Stored dataset items:
···

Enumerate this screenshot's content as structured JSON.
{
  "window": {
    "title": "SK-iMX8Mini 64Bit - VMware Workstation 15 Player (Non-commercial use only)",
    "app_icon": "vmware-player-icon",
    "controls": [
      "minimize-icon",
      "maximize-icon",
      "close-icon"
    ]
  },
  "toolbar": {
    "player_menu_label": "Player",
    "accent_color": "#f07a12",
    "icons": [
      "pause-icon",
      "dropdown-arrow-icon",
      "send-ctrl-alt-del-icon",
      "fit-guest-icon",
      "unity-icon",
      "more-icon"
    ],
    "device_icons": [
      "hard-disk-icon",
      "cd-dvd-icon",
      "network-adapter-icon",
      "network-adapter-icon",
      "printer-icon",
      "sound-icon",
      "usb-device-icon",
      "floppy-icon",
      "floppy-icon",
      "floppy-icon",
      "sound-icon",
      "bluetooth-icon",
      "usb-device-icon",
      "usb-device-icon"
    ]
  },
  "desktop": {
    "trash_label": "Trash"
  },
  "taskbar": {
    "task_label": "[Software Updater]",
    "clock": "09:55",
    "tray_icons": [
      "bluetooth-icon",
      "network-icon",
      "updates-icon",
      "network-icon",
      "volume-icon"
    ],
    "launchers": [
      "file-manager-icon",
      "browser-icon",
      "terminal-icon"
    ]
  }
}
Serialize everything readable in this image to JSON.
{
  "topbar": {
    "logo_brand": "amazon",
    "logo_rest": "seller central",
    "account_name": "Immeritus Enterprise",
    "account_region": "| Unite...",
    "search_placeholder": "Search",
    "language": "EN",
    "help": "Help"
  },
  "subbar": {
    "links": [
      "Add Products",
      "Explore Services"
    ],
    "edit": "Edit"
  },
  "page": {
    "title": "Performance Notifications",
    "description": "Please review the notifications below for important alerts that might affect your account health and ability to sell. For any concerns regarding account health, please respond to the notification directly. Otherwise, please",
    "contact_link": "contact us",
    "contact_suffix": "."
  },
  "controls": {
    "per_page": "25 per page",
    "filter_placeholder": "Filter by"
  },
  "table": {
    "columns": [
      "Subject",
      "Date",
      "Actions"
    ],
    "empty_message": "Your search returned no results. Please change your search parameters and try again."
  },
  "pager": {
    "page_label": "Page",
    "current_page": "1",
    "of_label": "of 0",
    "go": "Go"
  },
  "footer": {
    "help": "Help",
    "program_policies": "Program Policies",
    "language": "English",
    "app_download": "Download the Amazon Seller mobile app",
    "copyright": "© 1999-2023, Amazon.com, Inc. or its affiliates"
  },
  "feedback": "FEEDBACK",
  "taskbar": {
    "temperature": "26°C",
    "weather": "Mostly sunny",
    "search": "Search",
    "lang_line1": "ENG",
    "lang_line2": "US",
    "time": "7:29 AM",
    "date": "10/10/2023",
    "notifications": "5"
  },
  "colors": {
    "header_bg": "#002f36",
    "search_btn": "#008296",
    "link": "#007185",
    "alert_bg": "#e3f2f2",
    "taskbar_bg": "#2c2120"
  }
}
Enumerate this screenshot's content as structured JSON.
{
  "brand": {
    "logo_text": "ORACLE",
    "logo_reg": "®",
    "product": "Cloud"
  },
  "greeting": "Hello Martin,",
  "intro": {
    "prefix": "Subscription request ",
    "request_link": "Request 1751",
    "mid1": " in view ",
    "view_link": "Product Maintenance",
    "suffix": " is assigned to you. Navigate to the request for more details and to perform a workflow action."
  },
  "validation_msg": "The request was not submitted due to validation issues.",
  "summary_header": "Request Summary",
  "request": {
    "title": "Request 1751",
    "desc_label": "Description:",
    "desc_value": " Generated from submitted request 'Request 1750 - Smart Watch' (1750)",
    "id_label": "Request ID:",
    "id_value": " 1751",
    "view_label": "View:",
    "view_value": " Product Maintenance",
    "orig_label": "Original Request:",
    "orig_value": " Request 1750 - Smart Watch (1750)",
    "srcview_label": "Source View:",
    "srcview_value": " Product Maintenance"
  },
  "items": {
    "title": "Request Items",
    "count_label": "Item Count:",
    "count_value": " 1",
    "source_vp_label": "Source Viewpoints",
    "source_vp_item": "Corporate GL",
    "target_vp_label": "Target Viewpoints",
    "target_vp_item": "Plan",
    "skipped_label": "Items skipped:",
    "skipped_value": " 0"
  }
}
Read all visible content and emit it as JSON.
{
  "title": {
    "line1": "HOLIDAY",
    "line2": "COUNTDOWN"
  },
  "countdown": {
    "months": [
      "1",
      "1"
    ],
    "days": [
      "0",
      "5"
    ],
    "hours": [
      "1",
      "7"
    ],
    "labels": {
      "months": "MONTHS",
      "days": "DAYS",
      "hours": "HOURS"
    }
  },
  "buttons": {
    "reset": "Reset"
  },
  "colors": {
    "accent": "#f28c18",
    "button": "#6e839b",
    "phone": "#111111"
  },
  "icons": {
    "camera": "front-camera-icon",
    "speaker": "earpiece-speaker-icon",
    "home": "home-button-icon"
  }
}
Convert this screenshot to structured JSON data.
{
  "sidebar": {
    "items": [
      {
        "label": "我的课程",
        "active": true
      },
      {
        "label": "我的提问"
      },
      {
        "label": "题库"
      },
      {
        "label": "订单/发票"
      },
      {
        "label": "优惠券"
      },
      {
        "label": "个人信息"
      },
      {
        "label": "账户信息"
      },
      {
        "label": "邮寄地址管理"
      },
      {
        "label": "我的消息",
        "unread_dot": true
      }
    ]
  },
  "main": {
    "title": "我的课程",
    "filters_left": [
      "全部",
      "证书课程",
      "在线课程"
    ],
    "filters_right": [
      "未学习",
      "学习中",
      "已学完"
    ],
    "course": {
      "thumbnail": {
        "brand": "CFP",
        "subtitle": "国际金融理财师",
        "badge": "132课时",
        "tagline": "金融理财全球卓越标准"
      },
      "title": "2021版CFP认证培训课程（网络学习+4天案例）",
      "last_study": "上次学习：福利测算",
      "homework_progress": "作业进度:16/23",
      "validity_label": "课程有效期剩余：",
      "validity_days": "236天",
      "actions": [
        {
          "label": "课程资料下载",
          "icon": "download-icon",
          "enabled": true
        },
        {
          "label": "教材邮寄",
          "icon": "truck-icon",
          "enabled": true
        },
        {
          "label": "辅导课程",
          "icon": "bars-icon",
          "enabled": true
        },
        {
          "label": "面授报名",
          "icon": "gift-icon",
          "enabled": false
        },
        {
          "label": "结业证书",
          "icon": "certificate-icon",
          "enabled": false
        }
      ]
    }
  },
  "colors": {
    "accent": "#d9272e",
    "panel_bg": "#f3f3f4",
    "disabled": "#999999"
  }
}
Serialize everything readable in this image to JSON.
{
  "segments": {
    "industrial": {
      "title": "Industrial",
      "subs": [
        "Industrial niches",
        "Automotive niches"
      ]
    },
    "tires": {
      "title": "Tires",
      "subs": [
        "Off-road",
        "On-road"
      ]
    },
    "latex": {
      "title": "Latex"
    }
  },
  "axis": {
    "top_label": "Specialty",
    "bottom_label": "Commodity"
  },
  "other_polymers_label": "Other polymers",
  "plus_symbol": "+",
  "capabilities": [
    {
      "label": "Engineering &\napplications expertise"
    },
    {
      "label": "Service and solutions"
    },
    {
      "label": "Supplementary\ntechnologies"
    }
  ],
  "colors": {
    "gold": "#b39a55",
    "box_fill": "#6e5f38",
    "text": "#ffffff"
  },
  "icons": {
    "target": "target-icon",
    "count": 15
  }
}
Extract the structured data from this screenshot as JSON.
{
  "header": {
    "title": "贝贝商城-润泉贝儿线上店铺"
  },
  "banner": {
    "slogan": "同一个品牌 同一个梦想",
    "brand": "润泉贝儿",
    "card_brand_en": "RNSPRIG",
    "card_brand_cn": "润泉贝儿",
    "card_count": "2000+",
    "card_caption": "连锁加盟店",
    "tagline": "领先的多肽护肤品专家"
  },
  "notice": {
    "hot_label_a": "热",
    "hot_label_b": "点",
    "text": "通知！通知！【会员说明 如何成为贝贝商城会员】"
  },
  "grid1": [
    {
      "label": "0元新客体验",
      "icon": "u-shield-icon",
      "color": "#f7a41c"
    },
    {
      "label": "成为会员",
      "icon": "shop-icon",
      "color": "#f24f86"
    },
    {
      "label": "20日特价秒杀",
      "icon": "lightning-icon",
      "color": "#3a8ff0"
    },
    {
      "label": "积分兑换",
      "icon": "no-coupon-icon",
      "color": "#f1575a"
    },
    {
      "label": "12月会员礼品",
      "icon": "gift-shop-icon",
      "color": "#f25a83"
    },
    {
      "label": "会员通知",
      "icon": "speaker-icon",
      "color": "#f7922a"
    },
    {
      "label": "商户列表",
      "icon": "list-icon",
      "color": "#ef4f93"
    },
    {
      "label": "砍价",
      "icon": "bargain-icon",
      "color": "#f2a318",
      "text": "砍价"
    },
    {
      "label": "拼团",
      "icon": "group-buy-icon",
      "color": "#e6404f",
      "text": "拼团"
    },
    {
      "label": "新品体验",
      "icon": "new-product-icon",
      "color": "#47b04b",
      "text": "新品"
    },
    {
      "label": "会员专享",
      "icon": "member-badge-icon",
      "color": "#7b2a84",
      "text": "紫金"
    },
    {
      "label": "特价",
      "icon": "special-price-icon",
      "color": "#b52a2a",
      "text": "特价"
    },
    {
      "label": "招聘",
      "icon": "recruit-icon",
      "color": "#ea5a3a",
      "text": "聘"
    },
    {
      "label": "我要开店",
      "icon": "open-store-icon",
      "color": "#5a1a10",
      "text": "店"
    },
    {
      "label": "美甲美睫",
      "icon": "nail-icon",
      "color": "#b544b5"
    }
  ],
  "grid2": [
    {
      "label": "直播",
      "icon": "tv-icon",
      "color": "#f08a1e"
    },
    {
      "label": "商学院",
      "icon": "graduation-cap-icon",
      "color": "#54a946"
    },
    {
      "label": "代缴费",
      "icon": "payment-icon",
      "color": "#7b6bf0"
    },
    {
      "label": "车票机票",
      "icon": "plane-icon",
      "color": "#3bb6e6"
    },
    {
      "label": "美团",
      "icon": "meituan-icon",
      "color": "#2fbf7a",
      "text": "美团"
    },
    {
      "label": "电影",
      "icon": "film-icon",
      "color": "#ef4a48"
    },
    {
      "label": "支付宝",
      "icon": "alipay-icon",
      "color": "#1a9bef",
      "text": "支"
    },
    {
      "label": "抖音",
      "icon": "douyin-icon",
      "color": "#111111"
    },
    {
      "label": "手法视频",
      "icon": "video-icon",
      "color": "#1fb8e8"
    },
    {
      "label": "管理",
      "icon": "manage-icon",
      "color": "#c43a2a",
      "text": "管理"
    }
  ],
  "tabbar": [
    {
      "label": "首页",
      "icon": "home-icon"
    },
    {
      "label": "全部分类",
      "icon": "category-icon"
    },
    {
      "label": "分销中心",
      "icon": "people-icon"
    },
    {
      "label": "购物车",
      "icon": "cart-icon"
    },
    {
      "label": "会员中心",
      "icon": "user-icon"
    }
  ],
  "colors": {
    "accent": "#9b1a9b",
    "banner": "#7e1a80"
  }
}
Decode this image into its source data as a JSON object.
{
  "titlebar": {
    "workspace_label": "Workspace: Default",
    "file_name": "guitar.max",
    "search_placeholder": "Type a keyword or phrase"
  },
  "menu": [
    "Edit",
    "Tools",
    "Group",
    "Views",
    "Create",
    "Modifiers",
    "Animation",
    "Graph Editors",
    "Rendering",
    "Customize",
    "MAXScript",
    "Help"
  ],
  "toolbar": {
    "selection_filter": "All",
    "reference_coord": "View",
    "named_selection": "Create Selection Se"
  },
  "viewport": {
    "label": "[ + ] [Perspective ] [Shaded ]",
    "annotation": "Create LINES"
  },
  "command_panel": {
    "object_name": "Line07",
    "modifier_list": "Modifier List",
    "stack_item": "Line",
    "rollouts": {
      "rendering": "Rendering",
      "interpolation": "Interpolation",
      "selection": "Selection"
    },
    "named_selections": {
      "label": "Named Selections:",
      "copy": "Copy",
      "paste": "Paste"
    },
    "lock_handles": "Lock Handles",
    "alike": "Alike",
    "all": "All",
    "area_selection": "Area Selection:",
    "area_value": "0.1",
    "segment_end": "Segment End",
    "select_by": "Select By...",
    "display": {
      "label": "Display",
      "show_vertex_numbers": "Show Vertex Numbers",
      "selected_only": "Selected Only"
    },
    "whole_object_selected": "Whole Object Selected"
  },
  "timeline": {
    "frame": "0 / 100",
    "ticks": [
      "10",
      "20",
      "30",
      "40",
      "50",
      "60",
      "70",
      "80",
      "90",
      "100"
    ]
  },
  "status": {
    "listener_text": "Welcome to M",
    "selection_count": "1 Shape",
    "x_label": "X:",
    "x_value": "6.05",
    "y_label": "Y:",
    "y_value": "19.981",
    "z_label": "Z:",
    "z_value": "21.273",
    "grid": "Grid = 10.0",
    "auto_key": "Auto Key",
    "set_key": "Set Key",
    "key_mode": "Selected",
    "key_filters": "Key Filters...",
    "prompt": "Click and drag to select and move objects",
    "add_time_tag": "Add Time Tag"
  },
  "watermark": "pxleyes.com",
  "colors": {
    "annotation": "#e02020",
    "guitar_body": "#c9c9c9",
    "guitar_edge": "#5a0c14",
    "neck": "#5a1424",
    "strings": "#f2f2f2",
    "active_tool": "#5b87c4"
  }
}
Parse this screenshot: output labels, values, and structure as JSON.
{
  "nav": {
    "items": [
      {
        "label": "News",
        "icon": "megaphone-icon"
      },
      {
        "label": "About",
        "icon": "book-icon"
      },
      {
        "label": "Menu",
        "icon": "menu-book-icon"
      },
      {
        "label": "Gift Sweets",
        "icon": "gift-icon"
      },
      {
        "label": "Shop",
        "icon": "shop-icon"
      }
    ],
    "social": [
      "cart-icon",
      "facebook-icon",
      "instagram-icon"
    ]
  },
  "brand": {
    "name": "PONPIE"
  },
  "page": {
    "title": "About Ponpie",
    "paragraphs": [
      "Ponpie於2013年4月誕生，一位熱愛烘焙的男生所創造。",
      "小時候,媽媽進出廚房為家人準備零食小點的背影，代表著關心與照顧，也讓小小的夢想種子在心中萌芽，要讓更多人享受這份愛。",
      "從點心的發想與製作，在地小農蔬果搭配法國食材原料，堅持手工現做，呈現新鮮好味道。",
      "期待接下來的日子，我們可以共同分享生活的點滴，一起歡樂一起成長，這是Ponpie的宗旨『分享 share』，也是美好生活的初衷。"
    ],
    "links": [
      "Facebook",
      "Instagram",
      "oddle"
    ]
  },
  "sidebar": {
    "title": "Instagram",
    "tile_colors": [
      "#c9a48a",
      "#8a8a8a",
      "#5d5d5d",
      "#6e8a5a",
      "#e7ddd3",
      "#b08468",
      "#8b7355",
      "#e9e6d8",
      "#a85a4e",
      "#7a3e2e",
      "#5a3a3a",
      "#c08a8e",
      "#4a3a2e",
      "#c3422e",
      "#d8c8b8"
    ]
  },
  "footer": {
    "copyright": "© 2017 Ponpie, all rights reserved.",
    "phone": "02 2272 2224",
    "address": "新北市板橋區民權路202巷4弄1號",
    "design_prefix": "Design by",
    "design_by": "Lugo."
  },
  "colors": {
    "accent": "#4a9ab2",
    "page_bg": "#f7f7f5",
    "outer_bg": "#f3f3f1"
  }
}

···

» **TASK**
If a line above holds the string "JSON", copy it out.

» **SOLVED EXERCISE**
Enumerate this screenshot's content as structured JSON.
Serialize everything readable in this image to JSON.
Enumerate this screenshot's content as structured JSON.
Read all visible content and emit it as JSON.
Convert this screenshot to structured JSON data.
Serialize everything readable in this image to JSON.
Extract the structured data from this screenshot as JSON.
Decode this image into its source data as a JSON object.
Parse this screenshot: output labels, values, and structure as JSON.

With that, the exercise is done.